PROBLEM TO WORK ON: Please write each record out again word for word.

[Page and application data records]
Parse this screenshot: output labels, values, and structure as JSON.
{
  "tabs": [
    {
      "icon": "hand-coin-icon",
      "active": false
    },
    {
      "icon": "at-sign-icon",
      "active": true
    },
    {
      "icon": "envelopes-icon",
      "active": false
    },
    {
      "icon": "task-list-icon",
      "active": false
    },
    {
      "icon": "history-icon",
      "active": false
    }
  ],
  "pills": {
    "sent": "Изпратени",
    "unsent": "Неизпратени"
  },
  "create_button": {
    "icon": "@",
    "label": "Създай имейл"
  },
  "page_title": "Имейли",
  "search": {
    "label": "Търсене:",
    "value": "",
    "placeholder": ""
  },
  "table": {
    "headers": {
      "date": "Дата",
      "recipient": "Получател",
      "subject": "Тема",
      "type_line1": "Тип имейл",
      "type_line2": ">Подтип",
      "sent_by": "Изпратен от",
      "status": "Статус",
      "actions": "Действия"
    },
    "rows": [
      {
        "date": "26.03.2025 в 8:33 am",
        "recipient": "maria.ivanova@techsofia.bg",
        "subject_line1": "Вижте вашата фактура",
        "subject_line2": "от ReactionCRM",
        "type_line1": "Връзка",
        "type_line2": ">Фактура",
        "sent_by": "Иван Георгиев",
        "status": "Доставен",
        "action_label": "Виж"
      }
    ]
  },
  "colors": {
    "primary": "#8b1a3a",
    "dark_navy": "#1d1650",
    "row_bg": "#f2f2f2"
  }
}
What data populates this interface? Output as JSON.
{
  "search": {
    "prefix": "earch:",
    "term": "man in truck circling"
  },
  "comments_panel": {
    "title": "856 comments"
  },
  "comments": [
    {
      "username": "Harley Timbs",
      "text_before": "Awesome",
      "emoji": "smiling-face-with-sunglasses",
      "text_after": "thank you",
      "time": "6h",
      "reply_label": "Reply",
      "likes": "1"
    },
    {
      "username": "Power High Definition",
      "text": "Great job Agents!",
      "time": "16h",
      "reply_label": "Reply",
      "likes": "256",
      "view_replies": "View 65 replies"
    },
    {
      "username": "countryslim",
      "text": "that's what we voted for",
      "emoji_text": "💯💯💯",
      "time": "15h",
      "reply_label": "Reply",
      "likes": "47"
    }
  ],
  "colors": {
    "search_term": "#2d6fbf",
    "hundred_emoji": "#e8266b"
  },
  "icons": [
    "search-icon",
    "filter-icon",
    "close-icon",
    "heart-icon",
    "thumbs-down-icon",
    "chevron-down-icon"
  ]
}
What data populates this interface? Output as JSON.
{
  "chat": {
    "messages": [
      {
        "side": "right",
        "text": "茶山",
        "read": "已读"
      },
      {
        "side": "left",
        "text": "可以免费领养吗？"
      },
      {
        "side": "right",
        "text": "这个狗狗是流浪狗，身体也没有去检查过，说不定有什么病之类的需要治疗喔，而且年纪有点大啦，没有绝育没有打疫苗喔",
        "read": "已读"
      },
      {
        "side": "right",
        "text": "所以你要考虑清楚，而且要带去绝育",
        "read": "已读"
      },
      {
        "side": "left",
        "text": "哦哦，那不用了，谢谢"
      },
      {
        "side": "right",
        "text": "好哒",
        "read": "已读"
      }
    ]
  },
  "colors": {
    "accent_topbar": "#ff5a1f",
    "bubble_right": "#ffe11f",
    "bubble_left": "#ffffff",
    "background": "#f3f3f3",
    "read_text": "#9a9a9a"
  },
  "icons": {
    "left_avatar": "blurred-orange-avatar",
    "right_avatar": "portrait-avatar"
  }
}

WRITTEN RESPONSE:
Parse this screenshot: output labels, values, and structure as JSON.
{
  "tabs": [
    {
      "icon": "hand-coin-icon",
      "active": false
    },
    {
      "icon": "at-sign-icon",
      "active": true
    },
    {
      "icon": "envelopes-icon",
      "active": false
    },
    {
      "icon": "task-list-icon",
      "active": false
    },
    {
      "icon": "history-icon",
      "active": false
    }
  ],
  "pills": {
    "sent": "Изпратени",
    "unsent": "Неизпратени"
  },
  "create_button": {
    "icon": "@",
    "label": "Създай имейл"
  },
  "page_title": "Имейли",
  "search": {
    "label": "Търсене:",
    "value": "",
    "placeholder": ""
  },
  "table": {
    "headers": {
      "date": "Дата",
      "recipient": "Получател",
      "subject": "Тема",
      "type_line1": "Тип имейл",
      "type_line2": ">Подтип",
      "sent_by": "Изпратен от",
      "status": "Статус",
      "actions": "Действия"
    },
    "rows": [
      {
        "date": "26.03.2025 в 8:33 am",
        "recipient": "maria.ivanova@techsofia.bg",
        "subject_line1": "Вижте вашата фактура",
        "subject_line2": "от ReactionCRM",
        "type_line1": "Връзка",
        "type_line2": ">Фактура",
        "sent_by": "Иван Георгиев",
        "status": "Доставен",
        "action_label": "Виж"
      }
    ]
  },
  "colors": {
    "primary": "#8b1a3a",
    "dark_navy": "#1d1650",
    "row_bg": "#f2f2f2"
  }
}
What data populates this interface? Output as JSON.
{
  "search": {
    "prefix": "earch:",
    "term": "man in truck circling"
  },
  "comments_panel": {
    "title": "856 comments"
  },
  "comments": [
    {
      "username": "Harley Timbs",
      "text_before": "Awesome",
      "emoji": "smiling-face-with-sunglasses",
      "text_after": "thank you",
      "time": "6h",
      "reply_label": "Reply",
      "likes": "1"
    },
    {
      "username": "Power High Definition",
      "text": "Great job Agents!",
      "time": "16h",
      "reply_label": "Reply",
      "likes": "256",
      "view_replies": "View 65 replies"
    },
    {
      "username": "countryslim",
      "text": "that's what we voted for",
      "emoji_text": "💯💯💯",
      "time": "15h",
      "reply_label": "Reply",
      "likes": "47"
    }
  ],
  "colors": {
    "search_term": "#2d6fbf",
    "hundred_emoji": "#e8266b"
  },
  "icons": [
    "search-icon",
    "filter-icon",
    "close-icon",
    "heart-icon",
    "thumbs-down-icon",
    "chevron-down-icon"
  ]
}
What data populates this interface? Output as JSON.
{
  "chat": {
    "messages": [
      {
        "side": "right",
        "text": "茶山",
        "read": "已读"
      },
      {
        "side": "left",
        "text": "可以免费领养吗？"
      },
      {
        "side": "right",
        "text": "这个狗狗是流浪狗，身体也没有去检查过，说不定有什么病之类的需要治疗喔，而且年纪有点大啦，没有绝育没有打疫苗喔",
        "read": "已读"
      },
      {
        "side": "right",
        "text": "所以你要考虑清楚，而且要带去绝育",
        "read": "已读"
      },
      {
        "side": "left",
        "text": "哦哦，那不用了，谢谢"
      },
      {
        "side": "right",
        "text": "好哒",
        "read": "已读"
      }
    ]
  },
  "colors": {
    "accent_topbar": "#ff5a1f",
    "bubble_right": "#ffe11f",
    "bubble_left": "#ffffff",
    "background": "#f3f3f3",
    "read_text": "#9a9a9a"
  },
  "icons": {
    "left_avatar": "blurred-orange-avatar",
    "right_avatar": "portrait-avatar"
  }
}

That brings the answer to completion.